DATASET EXTRACT:

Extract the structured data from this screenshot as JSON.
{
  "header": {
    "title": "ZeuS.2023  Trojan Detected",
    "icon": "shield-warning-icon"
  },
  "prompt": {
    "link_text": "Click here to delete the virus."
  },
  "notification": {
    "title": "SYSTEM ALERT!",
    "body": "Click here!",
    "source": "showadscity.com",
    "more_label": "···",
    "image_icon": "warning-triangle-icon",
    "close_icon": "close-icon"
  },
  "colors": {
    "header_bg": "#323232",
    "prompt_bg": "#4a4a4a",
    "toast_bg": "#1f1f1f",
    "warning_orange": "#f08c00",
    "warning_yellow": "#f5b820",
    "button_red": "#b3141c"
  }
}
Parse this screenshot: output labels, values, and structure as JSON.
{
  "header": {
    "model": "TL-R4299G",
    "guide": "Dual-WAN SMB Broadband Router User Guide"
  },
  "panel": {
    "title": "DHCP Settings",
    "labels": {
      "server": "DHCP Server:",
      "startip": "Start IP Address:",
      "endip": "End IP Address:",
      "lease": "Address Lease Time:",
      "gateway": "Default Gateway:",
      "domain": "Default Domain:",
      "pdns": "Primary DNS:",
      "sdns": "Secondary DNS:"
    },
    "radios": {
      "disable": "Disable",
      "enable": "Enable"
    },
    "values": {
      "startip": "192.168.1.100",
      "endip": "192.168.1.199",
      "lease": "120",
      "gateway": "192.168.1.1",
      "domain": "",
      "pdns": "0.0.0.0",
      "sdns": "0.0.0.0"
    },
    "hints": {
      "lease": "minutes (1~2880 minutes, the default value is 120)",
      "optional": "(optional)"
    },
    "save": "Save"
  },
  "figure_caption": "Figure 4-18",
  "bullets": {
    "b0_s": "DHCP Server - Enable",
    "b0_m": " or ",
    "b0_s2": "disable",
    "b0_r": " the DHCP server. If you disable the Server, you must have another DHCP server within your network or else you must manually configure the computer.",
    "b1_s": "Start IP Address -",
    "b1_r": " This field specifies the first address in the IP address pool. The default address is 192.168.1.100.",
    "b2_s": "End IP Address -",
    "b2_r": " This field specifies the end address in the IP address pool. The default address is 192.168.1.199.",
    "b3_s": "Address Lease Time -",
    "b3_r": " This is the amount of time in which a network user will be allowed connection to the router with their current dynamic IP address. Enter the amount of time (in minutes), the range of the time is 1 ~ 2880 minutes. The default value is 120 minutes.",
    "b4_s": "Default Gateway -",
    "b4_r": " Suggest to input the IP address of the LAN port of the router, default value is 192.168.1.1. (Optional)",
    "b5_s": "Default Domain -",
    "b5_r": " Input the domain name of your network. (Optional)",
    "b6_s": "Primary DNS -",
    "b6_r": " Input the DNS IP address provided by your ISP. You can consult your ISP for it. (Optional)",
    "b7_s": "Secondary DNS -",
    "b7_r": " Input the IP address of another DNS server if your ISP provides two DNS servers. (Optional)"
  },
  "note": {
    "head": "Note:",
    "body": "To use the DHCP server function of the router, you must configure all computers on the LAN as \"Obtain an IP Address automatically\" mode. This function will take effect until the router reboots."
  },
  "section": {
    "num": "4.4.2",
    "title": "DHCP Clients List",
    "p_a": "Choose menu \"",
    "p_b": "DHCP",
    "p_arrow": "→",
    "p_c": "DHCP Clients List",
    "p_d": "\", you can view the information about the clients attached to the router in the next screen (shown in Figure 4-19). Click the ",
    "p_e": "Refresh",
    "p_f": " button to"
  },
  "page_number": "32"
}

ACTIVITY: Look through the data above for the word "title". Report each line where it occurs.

FINISHED EXERCISE:
    "title": "ZeuS.2023  Trojan Detected",
    "title": "SYSTEM ALERT!",
    "title": "DHCP Settings",
    "title": "DHCP Clients List",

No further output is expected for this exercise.